This challenge is not new, but it has risen to a new level. Every two years, the Government Accountability Office (GAO) releases a “high risk” list of federal operations in need of transformation.4 Strategic human capital management has appeared on this list since 2001; in 2021, it was flagged as an area that has become worse. The GAO’s assessment stems from government’s inability to hire and retain individuals in critical fields, including cybersecurity, enforcement of tax laws, and management of IT acquisitions.5
More than mere numbers, when you talk to public managers looking to hire professional and technical talent, you will often hear the same story: Can’t hire them, can’t keep them. This is at a time when the public sector is facing a slew of complex challenges, from climate change to cybercrime, that require highly skilled workers.
What’s behind the current crisis-level challenge in attracting talent? After all, government is still offering the same type of value proposition it always has: below-market compensation for skilled professionals, but higher than typical job security, a secure retirement, and a strong sense of purpose.
What has changed is the value that the private sector is offering: high compensation, flexibility, and rapid career advancement. What workers, particularly younger workers, want has also changed. Data shows that there has been a significant shift in worker values, and a recalibration of how high-skill professionals view work in the context of their lives. Today’s younger workers often want flexibility across all dimensions, an opportunity to exercise their entrepreneurial spirit, and an employer that promotes their well-being. They also care a good deal about compensation, and not as much as prior generations about a possible pension. More than any other factor, this shift in workers’ values has made the traditional “employee value proposition” of the public sector less appealing for many. However, there are steps that government can take to help dramatically improve its ability to recruit and retain top talent.

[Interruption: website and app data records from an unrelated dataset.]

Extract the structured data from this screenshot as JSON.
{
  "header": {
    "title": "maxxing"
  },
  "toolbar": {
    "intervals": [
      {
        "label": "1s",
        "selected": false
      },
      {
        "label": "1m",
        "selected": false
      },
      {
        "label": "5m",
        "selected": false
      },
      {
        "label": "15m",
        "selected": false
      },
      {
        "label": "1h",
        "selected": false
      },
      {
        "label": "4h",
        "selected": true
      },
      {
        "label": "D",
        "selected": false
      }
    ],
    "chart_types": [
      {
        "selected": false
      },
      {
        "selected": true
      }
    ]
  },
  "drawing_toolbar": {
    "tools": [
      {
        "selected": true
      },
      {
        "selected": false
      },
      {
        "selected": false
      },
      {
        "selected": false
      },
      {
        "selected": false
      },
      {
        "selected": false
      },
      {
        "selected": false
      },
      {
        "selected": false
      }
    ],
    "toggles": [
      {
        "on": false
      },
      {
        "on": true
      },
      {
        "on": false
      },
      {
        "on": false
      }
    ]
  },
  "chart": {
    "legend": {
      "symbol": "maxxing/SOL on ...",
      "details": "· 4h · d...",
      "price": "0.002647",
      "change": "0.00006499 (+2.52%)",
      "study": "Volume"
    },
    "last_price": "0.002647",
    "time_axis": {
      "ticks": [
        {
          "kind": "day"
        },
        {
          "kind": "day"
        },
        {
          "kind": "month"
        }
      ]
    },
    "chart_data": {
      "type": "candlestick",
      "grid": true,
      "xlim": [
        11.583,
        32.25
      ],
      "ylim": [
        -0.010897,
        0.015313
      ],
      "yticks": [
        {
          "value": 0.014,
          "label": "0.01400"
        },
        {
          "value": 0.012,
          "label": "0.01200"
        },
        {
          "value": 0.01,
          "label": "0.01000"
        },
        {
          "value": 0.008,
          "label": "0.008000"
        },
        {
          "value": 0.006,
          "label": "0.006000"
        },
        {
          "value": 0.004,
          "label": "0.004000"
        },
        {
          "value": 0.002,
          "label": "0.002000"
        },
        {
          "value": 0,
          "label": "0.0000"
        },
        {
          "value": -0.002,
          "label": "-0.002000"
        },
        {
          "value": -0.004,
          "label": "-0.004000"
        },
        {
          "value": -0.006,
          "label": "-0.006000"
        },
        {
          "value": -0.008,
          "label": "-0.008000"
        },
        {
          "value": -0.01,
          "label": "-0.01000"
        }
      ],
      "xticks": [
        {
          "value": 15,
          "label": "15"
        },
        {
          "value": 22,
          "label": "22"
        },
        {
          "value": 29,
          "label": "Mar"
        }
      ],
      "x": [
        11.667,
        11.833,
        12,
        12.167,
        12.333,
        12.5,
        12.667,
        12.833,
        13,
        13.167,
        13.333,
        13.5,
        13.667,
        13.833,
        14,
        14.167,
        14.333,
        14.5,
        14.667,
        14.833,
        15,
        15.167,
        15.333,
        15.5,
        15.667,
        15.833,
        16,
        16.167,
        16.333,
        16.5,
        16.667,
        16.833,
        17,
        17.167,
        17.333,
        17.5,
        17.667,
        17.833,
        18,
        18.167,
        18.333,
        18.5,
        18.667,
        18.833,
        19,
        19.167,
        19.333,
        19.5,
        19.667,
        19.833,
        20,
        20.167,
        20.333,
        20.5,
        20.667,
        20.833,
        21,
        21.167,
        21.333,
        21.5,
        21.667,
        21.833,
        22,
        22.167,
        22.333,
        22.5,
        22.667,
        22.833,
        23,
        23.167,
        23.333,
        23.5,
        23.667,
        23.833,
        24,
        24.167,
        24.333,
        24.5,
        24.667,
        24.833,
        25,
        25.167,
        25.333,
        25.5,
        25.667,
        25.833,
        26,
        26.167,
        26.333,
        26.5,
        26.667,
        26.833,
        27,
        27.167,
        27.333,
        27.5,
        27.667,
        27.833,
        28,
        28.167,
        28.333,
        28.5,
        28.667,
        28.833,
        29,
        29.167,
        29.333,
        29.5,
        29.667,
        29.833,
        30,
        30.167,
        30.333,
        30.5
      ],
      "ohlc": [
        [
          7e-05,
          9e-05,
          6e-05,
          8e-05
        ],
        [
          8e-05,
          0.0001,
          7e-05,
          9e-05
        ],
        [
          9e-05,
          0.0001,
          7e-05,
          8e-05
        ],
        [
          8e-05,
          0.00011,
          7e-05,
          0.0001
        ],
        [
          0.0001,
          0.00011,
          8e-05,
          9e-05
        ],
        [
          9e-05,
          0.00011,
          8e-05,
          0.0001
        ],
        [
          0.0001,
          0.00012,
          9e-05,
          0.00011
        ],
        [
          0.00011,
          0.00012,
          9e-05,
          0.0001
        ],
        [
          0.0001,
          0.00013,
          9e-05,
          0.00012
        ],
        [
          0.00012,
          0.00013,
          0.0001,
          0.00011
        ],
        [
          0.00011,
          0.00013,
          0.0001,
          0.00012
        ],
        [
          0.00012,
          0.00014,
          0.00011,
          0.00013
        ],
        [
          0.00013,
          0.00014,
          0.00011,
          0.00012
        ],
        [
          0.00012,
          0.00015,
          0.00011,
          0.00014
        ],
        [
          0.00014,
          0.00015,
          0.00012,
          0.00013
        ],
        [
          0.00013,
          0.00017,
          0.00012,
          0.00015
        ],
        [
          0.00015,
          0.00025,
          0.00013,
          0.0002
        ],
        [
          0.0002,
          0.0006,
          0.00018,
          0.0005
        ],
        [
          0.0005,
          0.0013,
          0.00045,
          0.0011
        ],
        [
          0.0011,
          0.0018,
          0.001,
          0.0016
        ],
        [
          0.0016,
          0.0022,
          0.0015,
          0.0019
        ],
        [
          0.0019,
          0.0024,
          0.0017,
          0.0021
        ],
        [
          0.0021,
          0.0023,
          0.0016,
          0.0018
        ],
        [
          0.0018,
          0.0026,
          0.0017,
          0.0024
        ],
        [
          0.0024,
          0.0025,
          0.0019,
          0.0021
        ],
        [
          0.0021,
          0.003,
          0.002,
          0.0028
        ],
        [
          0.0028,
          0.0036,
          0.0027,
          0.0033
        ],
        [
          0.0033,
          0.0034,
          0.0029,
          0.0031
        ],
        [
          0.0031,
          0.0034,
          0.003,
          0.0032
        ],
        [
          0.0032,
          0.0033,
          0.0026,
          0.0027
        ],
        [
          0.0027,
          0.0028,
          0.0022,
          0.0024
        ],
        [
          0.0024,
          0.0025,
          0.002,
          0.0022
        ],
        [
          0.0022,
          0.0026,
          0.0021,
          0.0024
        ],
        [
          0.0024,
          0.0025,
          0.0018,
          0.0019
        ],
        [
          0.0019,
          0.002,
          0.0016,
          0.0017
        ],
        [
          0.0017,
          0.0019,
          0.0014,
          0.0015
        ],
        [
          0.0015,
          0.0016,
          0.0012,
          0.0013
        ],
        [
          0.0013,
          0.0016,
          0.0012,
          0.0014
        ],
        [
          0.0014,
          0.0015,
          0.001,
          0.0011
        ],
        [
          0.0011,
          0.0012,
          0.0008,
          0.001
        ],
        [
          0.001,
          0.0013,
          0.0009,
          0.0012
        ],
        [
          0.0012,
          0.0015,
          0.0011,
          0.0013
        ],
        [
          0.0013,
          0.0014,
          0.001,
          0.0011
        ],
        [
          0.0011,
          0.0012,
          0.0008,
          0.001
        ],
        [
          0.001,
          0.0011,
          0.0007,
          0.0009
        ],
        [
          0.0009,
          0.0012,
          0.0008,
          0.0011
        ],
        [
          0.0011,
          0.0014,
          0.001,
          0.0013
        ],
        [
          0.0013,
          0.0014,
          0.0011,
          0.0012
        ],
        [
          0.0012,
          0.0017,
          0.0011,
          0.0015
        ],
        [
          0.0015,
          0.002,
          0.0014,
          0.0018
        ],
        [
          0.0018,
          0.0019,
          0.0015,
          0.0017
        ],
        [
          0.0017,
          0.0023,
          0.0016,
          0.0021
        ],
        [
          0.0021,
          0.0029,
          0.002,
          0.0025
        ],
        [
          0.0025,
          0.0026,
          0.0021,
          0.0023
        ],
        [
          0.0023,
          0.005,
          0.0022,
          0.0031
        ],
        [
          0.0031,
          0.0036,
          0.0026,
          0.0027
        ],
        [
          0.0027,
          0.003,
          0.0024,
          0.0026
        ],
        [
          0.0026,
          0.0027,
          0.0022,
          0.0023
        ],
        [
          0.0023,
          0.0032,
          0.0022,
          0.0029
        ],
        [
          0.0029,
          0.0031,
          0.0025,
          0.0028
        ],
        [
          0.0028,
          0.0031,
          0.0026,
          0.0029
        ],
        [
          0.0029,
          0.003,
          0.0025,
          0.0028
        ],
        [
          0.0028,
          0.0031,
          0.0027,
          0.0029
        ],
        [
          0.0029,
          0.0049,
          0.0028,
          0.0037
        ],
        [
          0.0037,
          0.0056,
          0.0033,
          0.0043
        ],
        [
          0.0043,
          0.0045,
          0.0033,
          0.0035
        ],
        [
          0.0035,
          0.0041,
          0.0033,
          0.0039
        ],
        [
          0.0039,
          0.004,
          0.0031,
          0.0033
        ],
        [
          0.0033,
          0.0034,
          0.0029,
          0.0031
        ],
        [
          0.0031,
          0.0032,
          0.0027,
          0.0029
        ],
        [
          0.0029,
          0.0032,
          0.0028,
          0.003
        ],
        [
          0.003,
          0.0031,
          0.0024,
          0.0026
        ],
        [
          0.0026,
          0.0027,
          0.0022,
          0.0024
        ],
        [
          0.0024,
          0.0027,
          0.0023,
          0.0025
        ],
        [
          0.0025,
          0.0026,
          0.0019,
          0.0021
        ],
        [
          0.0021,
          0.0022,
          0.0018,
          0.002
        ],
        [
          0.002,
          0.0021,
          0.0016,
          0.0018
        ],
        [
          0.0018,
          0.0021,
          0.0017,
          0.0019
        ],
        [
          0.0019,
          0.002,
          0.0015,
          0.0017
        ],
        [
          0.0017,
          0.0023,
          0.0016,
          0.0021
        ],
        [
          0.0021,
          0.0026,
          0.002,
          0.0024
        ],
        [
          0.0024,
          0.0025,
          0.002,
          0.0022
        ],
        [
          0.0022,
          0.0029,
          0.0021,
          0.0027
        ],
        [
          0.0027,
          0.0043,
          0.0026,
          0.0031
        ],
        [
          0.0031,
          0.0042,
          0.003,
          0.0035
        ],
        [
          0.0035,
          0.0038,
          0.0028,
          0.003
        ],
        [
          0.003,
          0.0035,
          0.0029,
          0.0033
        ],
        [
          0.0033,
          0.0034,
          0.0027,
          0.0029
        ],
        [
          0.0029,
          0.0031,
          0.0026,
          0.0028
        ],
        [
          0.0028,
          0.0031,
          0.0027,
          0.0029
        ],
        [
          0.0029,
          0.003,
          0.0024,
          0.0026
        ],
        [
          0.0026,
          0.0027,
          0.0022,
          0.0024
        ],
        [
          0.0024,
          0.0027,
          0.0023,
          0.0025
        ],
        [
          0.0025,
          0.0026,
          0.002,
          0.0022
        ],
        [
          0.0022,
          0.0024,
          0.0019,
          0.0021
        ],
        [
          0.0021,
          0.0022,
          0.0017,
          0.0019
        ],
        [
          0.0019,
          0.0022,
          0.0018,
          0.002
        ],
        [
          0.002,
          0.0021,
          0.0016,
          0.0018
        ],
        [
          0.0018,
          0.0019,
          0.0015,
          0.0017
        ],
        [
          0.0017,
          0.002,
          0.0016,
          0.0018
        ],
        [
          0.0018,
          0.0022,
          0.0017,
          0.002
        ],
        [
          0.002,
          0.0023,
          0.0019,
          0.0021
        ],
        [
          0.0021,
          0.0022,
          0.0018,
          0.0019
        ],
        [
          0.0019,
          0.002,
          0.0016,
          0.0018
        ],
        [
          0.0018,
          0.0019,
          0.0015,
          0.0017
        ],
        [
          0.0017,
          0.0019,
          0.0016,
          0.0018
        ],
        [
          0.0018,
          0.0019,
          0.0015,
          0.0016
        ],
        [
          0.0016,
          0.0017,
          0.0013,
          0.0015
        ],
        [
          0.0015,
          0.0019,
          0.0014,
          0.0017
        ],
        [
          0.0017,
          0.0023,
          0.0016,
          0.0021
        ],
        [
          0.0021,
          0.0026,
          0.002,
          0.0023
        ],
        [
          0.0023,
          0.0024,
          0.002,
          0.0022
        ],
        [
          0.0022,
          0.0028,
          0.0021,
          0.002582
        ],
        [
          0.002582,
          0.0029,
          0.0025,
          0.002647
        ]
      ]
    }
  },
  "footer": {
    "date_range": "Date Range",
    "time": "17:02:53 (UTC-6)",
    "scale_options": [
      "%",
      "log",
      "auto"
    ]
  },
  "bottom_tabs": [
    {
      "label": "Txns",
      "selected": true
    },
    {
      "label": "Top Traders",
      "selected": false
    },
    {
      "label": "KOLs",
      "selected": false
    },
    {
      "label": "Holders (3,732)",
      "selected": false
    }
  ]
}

There may be current legislative constraints that prevent agencies from making big changes to attract and retain talent. However, the current circumstances—labor market shifts, changes in worker values—make a strong case for agencies to work with legislative bodies to bring policy changes that can enable the flexibility they need to compete for top talent.
The world of work has changed
The past 20 years have seen a massive shift in the labor force—gradual at first, then drastic, as the pandemic amplified existing trends. Every aspect of work—the what, where, and when of it—is being transformed. Moreover, a shift in worker attitudes is remaking the workforce, as retiring baby boomers are replaced by Generation Z. The result is a massive shift in what workers want from their relationship with their employer.
The transformation of the labor force that we are experiencing is truly unprecedented. In November 2021, the US Department of Labor reported 4.5 million workers (about 3% of all workers) quit or changed their jobs, the highest number in history.6 Gig work is exploding—with the gig economy growing 33% in 2020 and adding 2 million new gig workers—as is the ability to “work from anywhere.”7 And even while automation is eliminating some routine jobs, the demand for skilled workers is as high as ever: As of December 2021, there were nearly two openings for every job seeker, with some 10.9 million job openings.8
These shifts are impacting both the private and public sector. Companies have responded by increasing pay, offering more flexible employment arrangements, and focusing on employee wellness, especially when it comes to professional and technical talent. Government is changing as well. Since the pandemic, it has dramatically increased its use of work-from-home and hybrid work arrangements. But it has often been less responsive than the private sector in offering employees key elements of what they are looking for—and finding.
Life versus work: What do today’s workers want?
A closer look at attrition shows that the so-called “great resignation” is not a great resignation at all. Just as an avalanche is composed of thousands of tiny snowflakes, the “great resignation” reflects the shifting values of millions of individual workers.
In 2000, the labor force participation rate stood at 67.1%, and stayed in that vicinity until the financial crisis of 2008, when rates slowly began dropping. The pandemic caused a notable dip, and while rates have rebounded from the 2020 low, labor force participation in 2021 stands at 61.7%—rates not seen since the late 1970s.9
For many, the pandemic prompted reflection about what is most important in their lives. Work, it turns out, wasn’t as important as many had thought, and people became less willing to center their lives around their job. In a global worker survey, 65% said the pandemic had made them rethink the place that work should have in their life.10 The share of US adults who cited their career as a source of meaning has declined from 24% to 17% since 2017.11 In a recent study, 47% of respondents said they are more likely to put family and personal life over work than they were before the pandemic.12 While some left the workforce altogether, many more reflected on what they wanted to get out of their jobs. We’ve already noted that November 2021 saw 4.5 million workers leave their jobs, the most in history.13 Many left their job for a better one. But what exactly did they see as “better”?